The Law Commission has been tasked with reviewing the law of financial remedy on divorce, with a scoping report to be published in September 2024. Specific areas to be looked at include how ongoing payments for an ex-spouse should be dealt with, how the law should treat "conduct" by separating spouses, pension sharing orders and whether there needs to be a clear set of principles enshrined in law, setting out how cases are to be dealt with, rather than the current, more discretionary, process. The Law Commission will also revisit its 2014 report on marital property agreements.
Barbara Reeves says: The current law relating to financial remedy on divorce dates back to 1973. Yet its discretionary approach has permitted it to evolve over time so that older notions of the financially weaker party (usually the wife) having only their "reasonable requirements" met have shifted to adopt the more modern concepts of the sharing of matrimonial property, and an increasing recognition of pre-nuptial agreements without the underlying legislation even changing.
However, that same flexibility has also led to uncertainty – the court order that a party might have received even 10 years ago is very different to one they might receive now (and indeed, unrecognisable compared to that received 25 years ago). Therefore, whilst this discretion allows tailor-made solutions, it also reduces predictability, potentially leading to more couples engaging in litigation. It can therefore be a difficult balance to strike. Certainly, given the increasing reliance by couples (particularly HNW and UHNW couples) on pre-nuptial agreements, a review of the enforceability of those agreements is highly desirable.
Further, recent figures released by the Ministry of Justice have shown that, between January to March 2023, there were 28,865 divorce applications, but only 11,432 financial remedy applications.

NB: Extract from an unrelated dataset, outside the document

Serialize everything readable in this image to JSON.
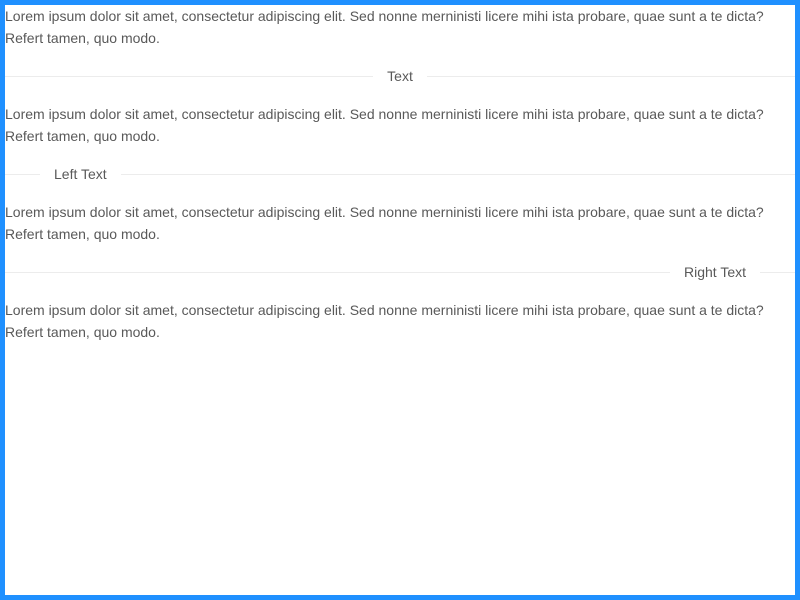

This suggests that many divorcing couples are not sufficiently aware of their rights and of the financial orders that may be made on divorce (including orders dismissing all financial claims including future claims). This will be particularly important for those who may experience financial hardship, or indeed, an unexpected application years after the divorce was finalised as occurred in the case of Wyatt v Vince  UKSC 14, in which the writer represented the wife in securing a financial award some 27 years after the divorce.
It is therefore hoped that this financial review will reform the 1973 legislation in recognition of the society we now live in. It will also need to address the unpredictable nature of the legislation without sacrificing the need for fairness for all.